The extreme veneration which Confucius entertained for the founders of the Chow dynasty made the visit to Lo, the capital, one of intense interest to him. With eager delight he wandered through the temple and audience-chambers, the place of sacrifices and the palace, and having completed his inspection of the position and shape of the various sacrificial and ceremonial vessels, he turned to his disciples and said, "Now I understand the wisdom of the duke of Chow, and how his house attained to imperial sway." But the principal object of his visit to Chow was to confer with Laou-tsze; and of the interview between these two very dissimilar men we have various accounts. The Confucian writers as a rule merely mention the fact of their having met, but the admirers of Laou-tsze affirm that Confucius was very roughly handled by his more ascetic contemporary, who looked down from his somewhat higher standpoint with contempt on the great apostle of antiquity. It was only natural that Laou-tsze, who preached that stillness and self-emptiness were the highest attainable objects, should be ready to assail a man whose whole being was wrapt up in ceremonial observances and conscious well-doing. The very measured tones and considered movements of Confucius, coupled with a certain admixture of that pride which apes humility, must have been very irritating to the metaphysically-minded treasurer. And it was eminently characteristic of Confucius, that notwithstanding the great provocation given him on this occasion, he abstained from any rejoinder. We nowhere read of his engaging in a dispute. When an opponent arose, it was in keeping with the doctrine of Confucius to retire before him. "A sage," he said, "will not enter a tottering state nor dwell in a disorganized one. When right principles of government prevail he shows himself, but when they are prostrated he remains concealed." And carrying out the same principle in private life, he invariably refused to wrangle.

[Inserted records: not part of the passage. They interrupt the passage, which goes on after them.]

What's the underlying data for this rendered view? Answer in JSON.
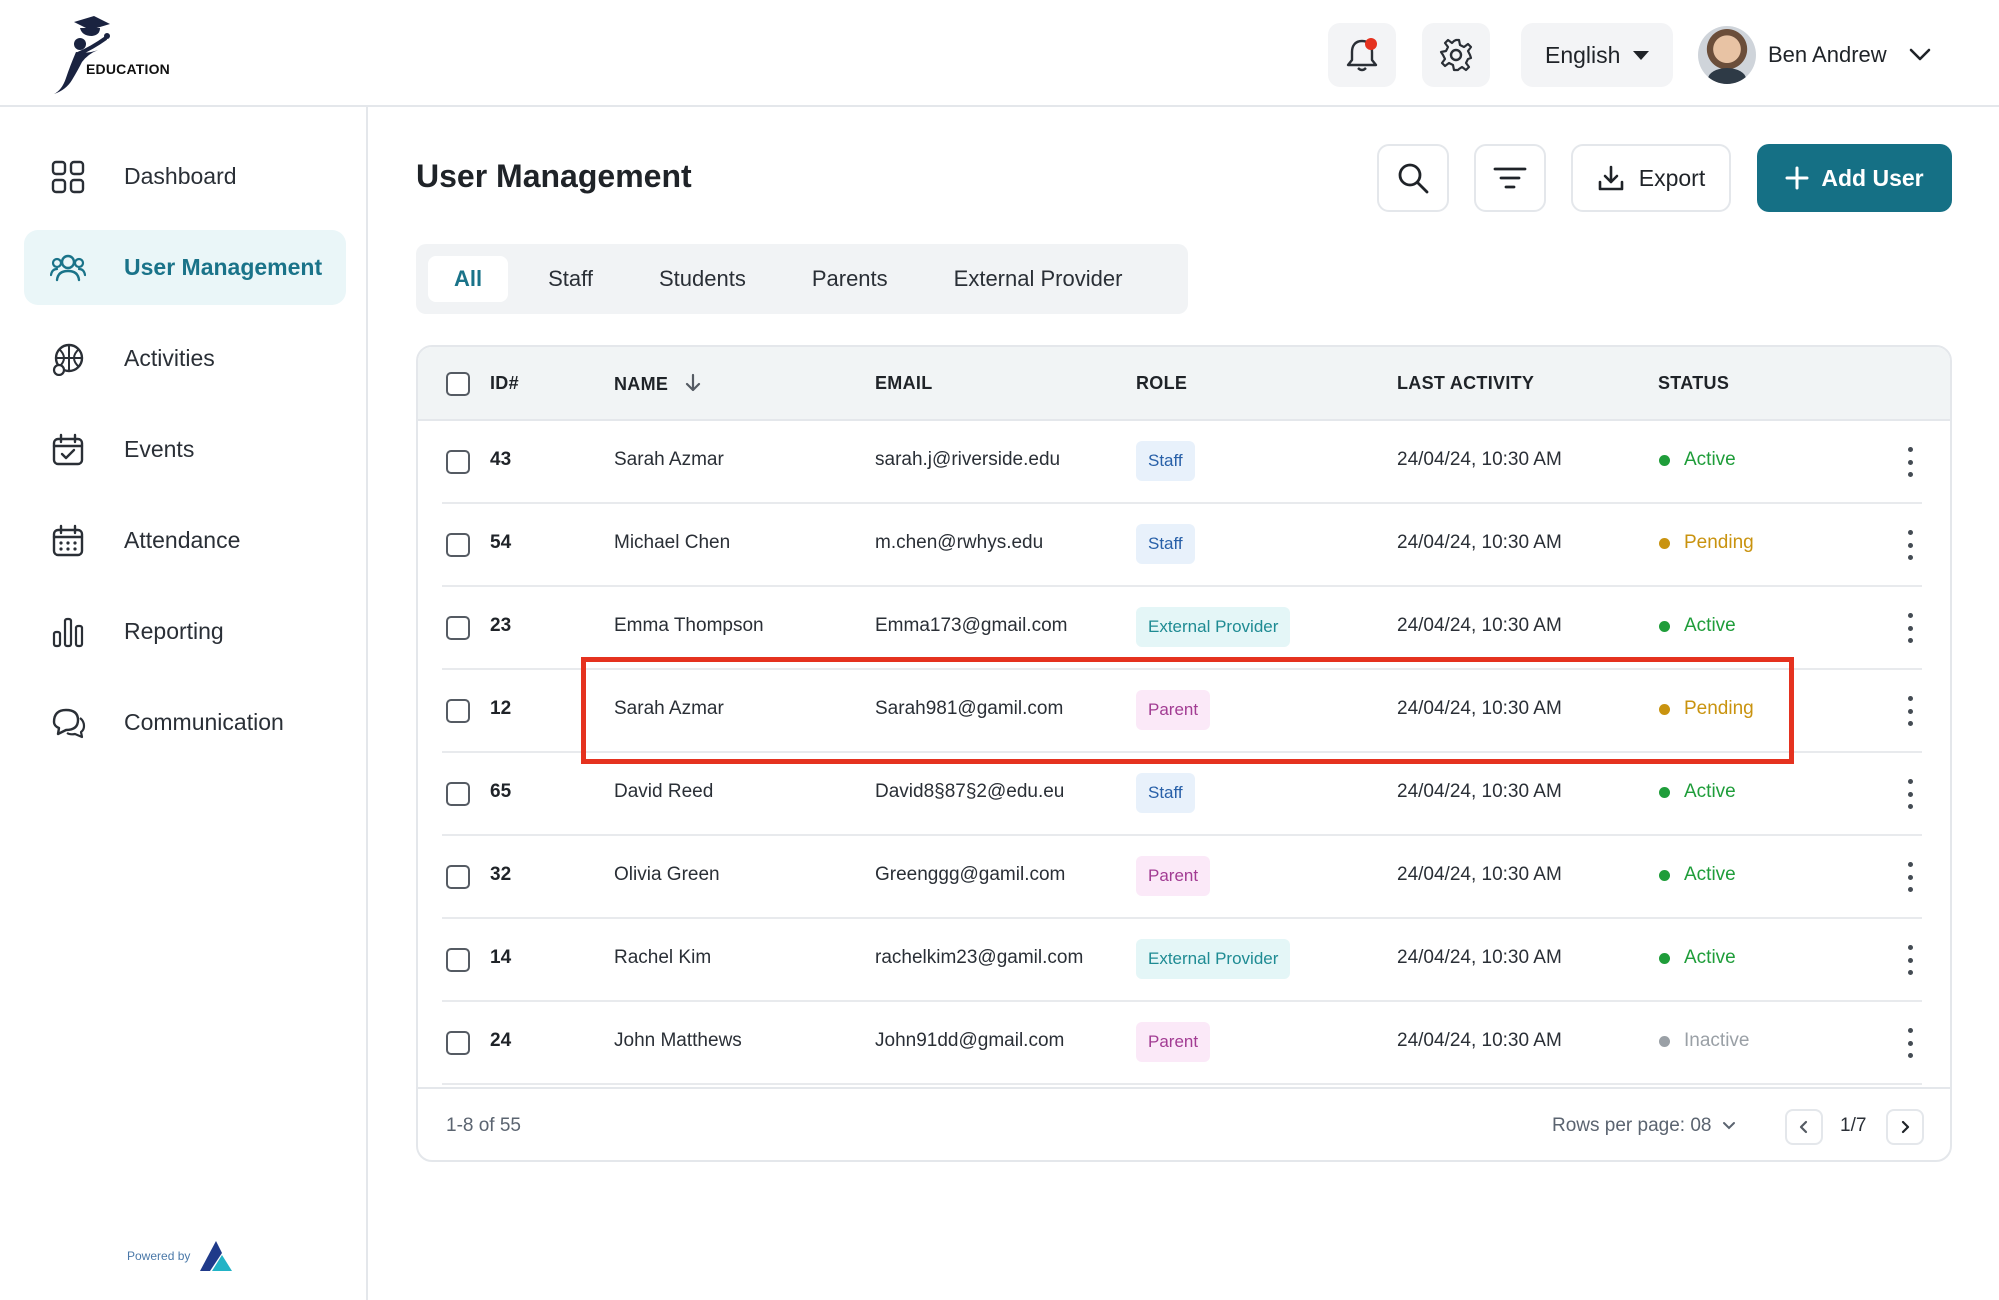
{
  "brand": {
    "logo_text": "EDUCATION",
    "powered_by": "Powered by"
  },
  "header": {
    "language": "English",
    "user_name": "Ben Andrew",
    "notification_color": "#e5321f"
  },
  "sidebar": {
    "items": [
      {
        "label": "Dashboard",
        "icon": "grid-icon",
        "active": false
      },
      {
        "label": "User Management",
        "icon": "users-icon",
        "active": true
      },
      {
        "label": "Activities",
        "icon": "basketball-icon",
        "active": false
      },
      {
        "label": "Events",
        "icon": "calendar-check-icon",
        "active": false
      },
      {
        "label": "Attendance",
        "icon": "calendar-icon",
        "active": false
      },
      {
        "label": "Reporting",
        "icon": "bar-chart-icon",
        "active": false
      },
      {
        "label": "Communication",
        "icon": "chat-icon",
        "active": false
      }
    ]
  },
  "main": {
    "title": "User Management",
    "export_label": "Export",
    "add_user_label": "Add User",
    "tabs": [
      "All",
      "Staff",
      "Students",
      "Parents",
      "External Provider"
    ],
    "active_tab": "All",
    "columns": [
      "ID#",
      "NAME",
      "EMAIL",
      "ROLE",
      "LAST ACTIVITY",
      "STATUS"
    ],
    "rows": [
      {
        "id": "43",
        "name": "Sarah Azmar",
        "email": "sarah.j@riverside.edu",
        "role": "Staff",
        "last_activity": "24/04/24, 10:30 AM",
        "status": "Active"
      },
      {
        "id": "54",
        "name": "Michael Chen",
        "email": "m.chen@rwhys.edu",
        "role": "Staff",
        "last_activity": "24/04/24, 10:30 AM",
        "status": "Pending"
      },
      {
        "id": "23",
        "name": "Emma Thompson",
        "email": "Emma173@gmail.com",
        "role": "External Provider",
        "last_activity": "24/04/24, 10:30 AM",
        "status": "Active"
      },
      {
        "id": "12",
        "name": "Sarah Azmar",
        "email": "Sarah981@gamil.com",
        "role": "Parent",
        "last_activity": "24/04/24, 10:30 AM",
        "status": "Pending"
      },
      {
        "id": "65",
        "name": "David Reed",
        "email": "David8§87§2@edu.eu",
        "role": "Staff",
        "last_activity": "24/04/24, 10:30 AM",
        "status": "Active"
      },
      {
        "id": "32",
        "name": "Olivia Green",
        "email": "Greenggg@gamil.com",
        "role": "Parent",
        "last_activity": "24/04/24, 10:30 AM",
        "status": "Active"
      },
      {
        "id": "14",
        "name": "Rachel Kim",
        "email": "rachelkim23@gamil.com",
        "role": "External Provider",
        "last_activity": "24/04/24, 10:30 AM",
        "status": "Active"
      },
      {
        "id": "24",
        "name": "John Matthews",
        "email": "John91dd@gmail.com",
        "role": "Parent",
        "last_activity": "24/04/24, 10:30 AM",
        "status": "Inactive"
      }
    ],
    "pagination": {
      "range": "1-8 of 55",
      "rows_per_page": "Rows per page: 08",
      "page": "1/7"
    }
  },
  "colors": {
    "accent": "#157085",
    "active_status": "#1f9d3a",
    "pending_status": "#c9930f",
    "inactive_status": "#9aa0a6",
    "highlight_box": "#e5321f"
  }
}
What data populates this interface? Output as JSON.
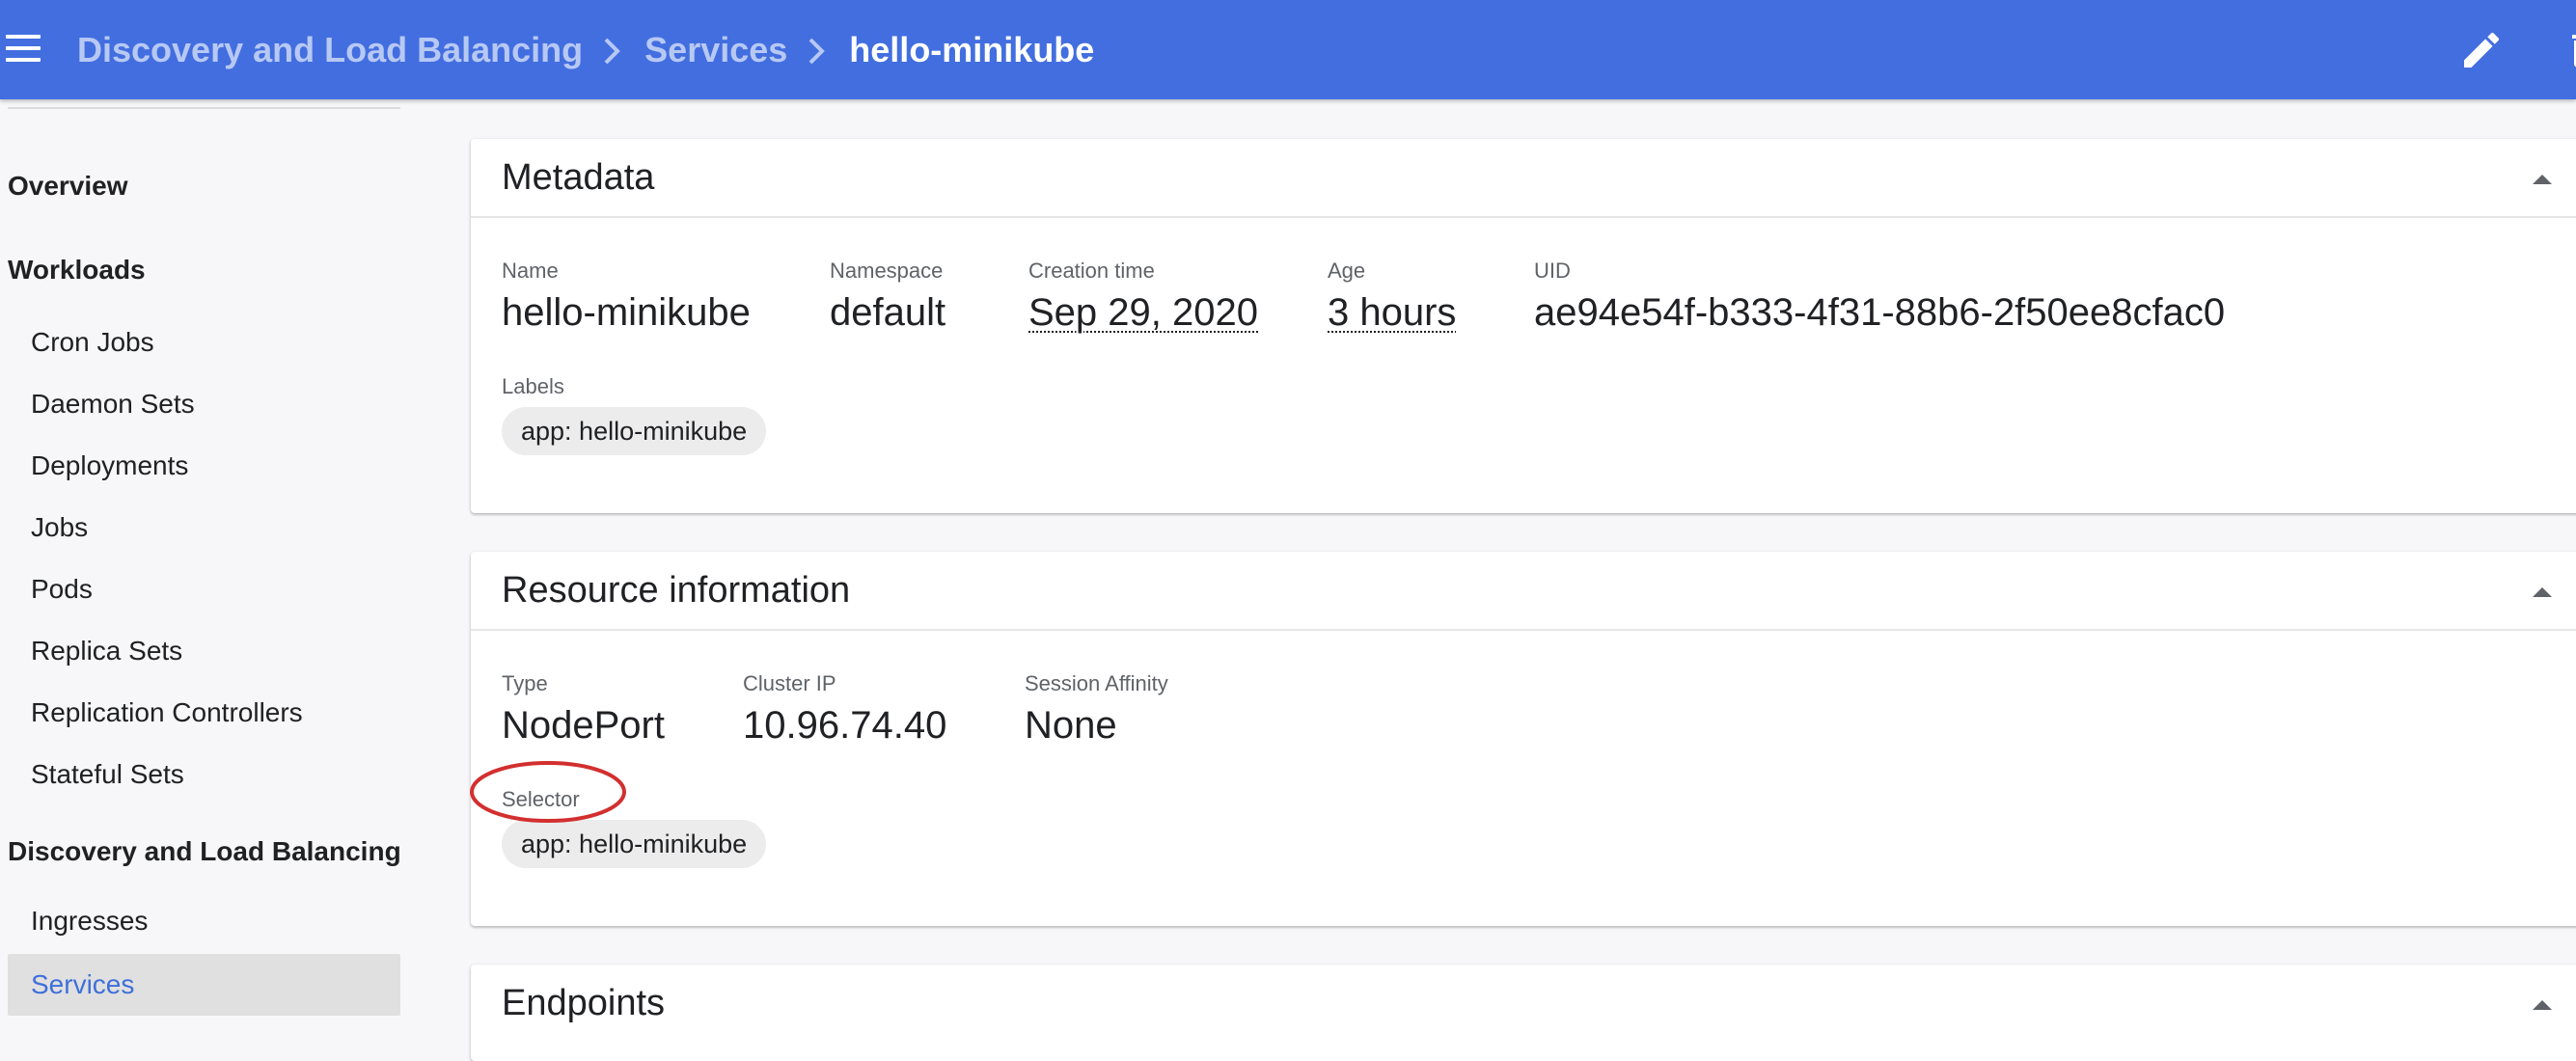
{
  "header": {
    "breadcrumbs": [
      {
        "label": "Discovery and Load Balancing"
      },
      {
        "label": "Services"
      }
    ],
    "current": "hello-minikube",
    "icons": {
      "menu": "menu-icon",
      "edit": "edit-icon",
      "delete": "trash-icon",
      "separator": "chevron-right-icon"
    },
    "bar_color": "#426ee0"
  },
  "sidebar": {
    "overview": "Overview",
    "workloads": {
      "label": "Workloads",
      "items": [
        "Cron Jobs",
        "Daemon Sets",
        "Deployments",
        "Jobs",
        "Pods",
        "Replica Sets",
        "Replication Controllers",
        "Stateful Sets"
      ]
    },
    "discovery": {
      "label": "Discovery and Load Balancing",
      "items": [
        "Ingresses",
        "Services"
      ],
      "active": "Services"
    },
    "active_color": "#3f6fd9"
  },
  "metadata": {
    "title": "Metadata",
    "name": {
      "label": "Name",
      "value": "hello-minikube"
    },
    "namespace": {
      "label": "Namespace",
      "value": "default"
    },
    "creation_time": {
      "label": "Creation time",
      "value": "Sep 29, 2020"
    },
    "age": {
      "label": "Age",
      "value": "3 hours"
    },
    "uid": {
      "label": "UID",
      "value": "ae94e54f-b333-4f31-88b6-2f50ee8cfac0"
    },
    "labels": {
      "label": "Labels",
      "chips": [
        "app: hello-minikube"
      ]
    }
  },
  "resource": {
    "title": "Resource information",
    "type": {
      "label": "Type",
      "value": "NodePort"
    },
    "cluster_ip": {
      "label": "Cluster IP",
      "value": "10.96.74.40"
    },
    "session_affinity": {
      "label": "Session Affinity",
      "value": "None"
    },
    "selector": {
      "label": "Selector",
      "chips": [
        "app: hello-minikube"
      ]
    }
  },
  "endpoints": {
    "title": "Endpoints"
  },
  "annotation": {
    "color": "#d32f2f",
    "target": "selector-label"
  }
}
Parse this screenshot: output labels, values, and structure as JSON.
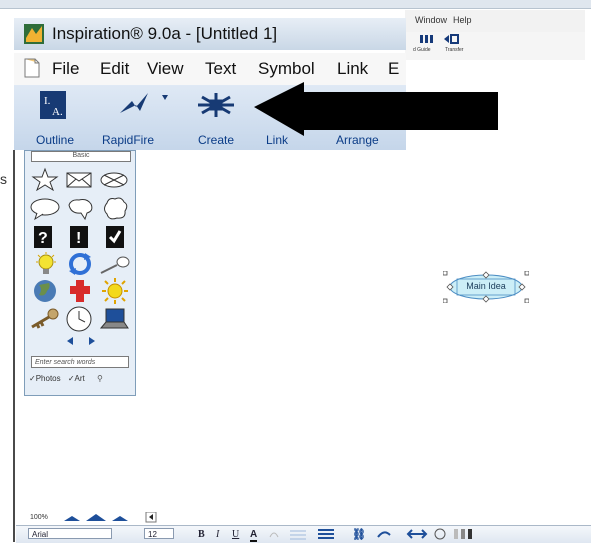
{
  "background_window": {
    "menu": [
      "Window",
      "Help"
    ],
    "toolbar": [
      "d Guide",
      "Transfer"
    ]
  },
  "window": {
    "title": "Inspiration® 9.0a - [Untitled 1]"
  },
  "menu": [
    "File",
    "Edit",
    "View",
    "Text",
    "Symbol",
    "Link",
    "E"
  ],
  "toolbar": {
    "outline": "Outline",
    "rapidfire": "RapidFire",
    "create": "Create",
    "link": "Link",
    "arrange": "Arrange"
  },
  "side_letter": "s",
  "palette": {
    "library": "Basic",
    "search_placeholder": "Enter search words",
    "photos": "✓Photos",
    "art": "✓Art"
  },
  "diagram": {
    "node_label": "Main Idea"
  },
  "status": {
    "zoom": "100%"
  },
  "format": {
    "font": "Arial",
    "size": "12",
    "bold": "B",
    "italic": "I",
    "underline": "U",
    "color": "A"
  }
}
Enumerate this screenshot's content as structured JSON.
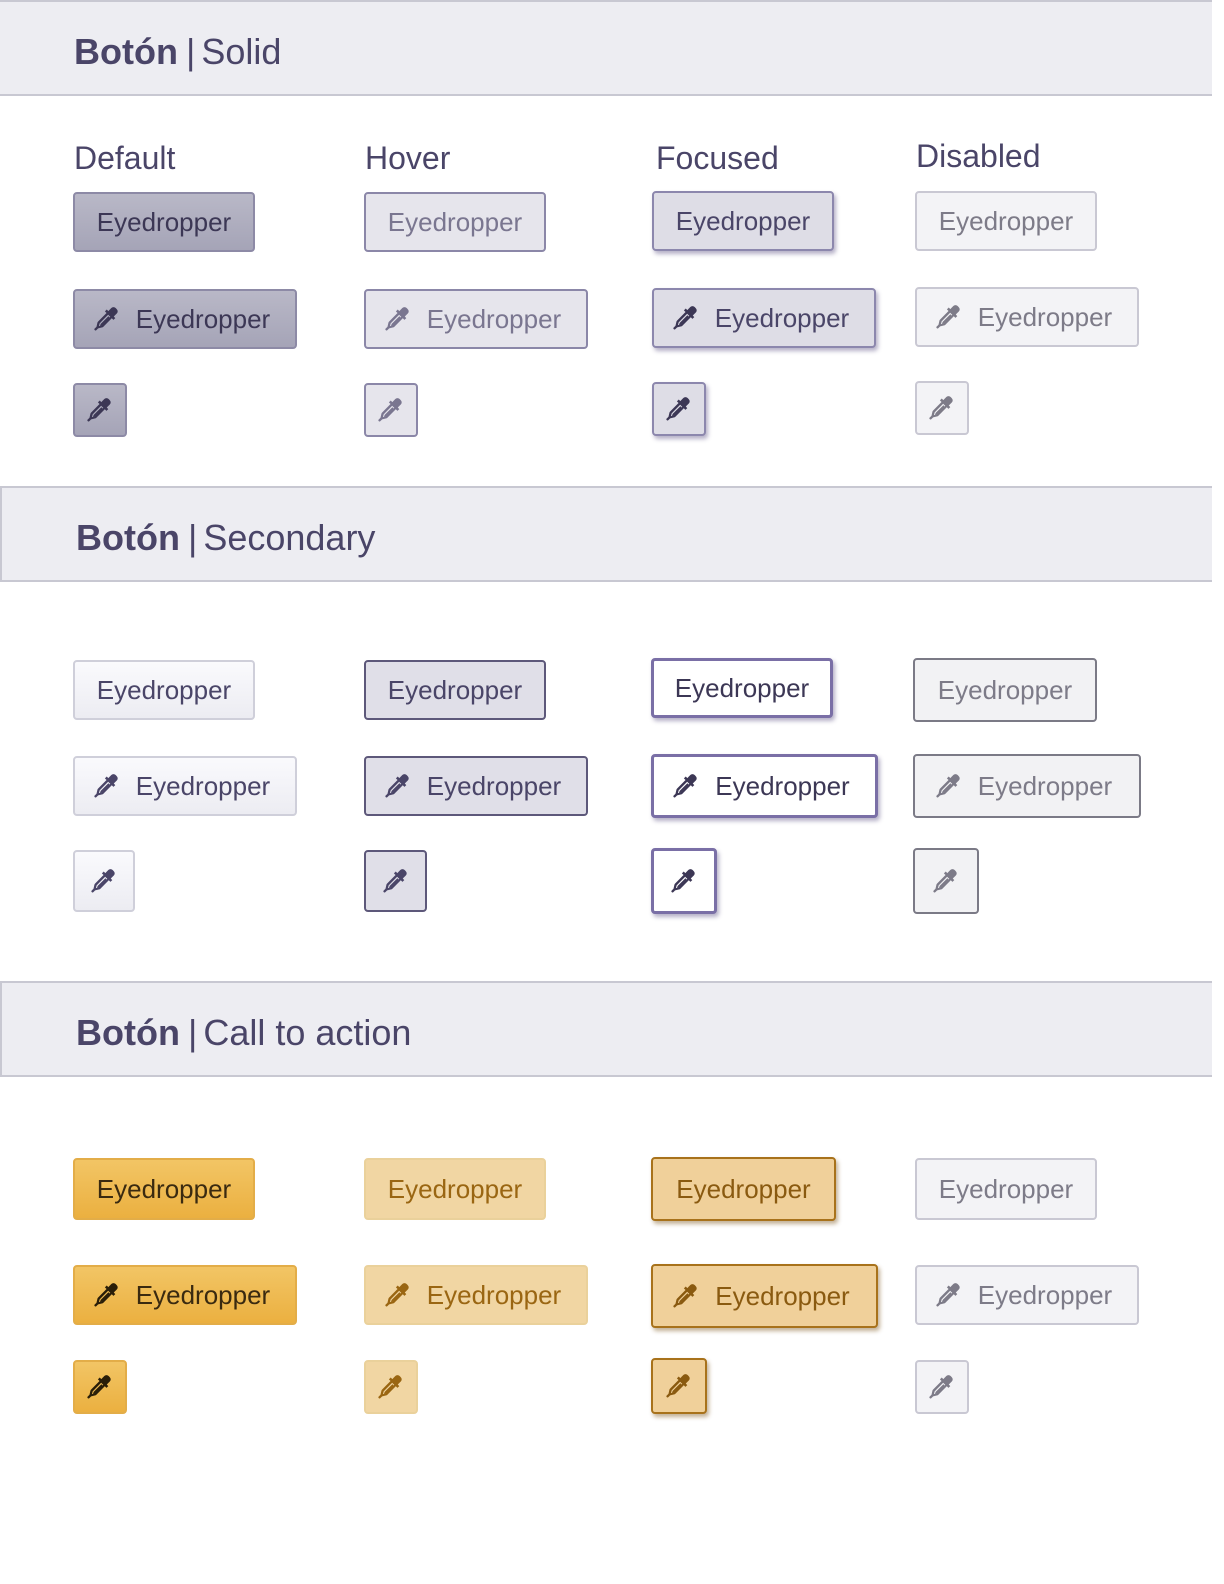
{
  "sections": [
    {
      "strong": "Botón",
      "separator": "|",
      "variant": "Solid"
    },
    {
      "strong": "Botón",
      "separator": "|",
      "variant": "Secondary"
    },
    {
      "strong": "Botón",
      "separator": "|",
      "variant": "Call to action"
    }
  ],
  "states": [
    "Default",
    "Hover",
    "Focused",
    "Disabled"
  ],
  "button_label": "Eyedropper",
  "icon": "eyedropper-icon",
  "colors": {
    "band_background": "#ededf2",
    "text_primary": "#4a4568",
    "cta_accent": "#ebb040",
    "focus_ring": "#7a6fa6"
  }
}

Continued on Sunday, December 7th.

More information here.

No comments:

Post a Comment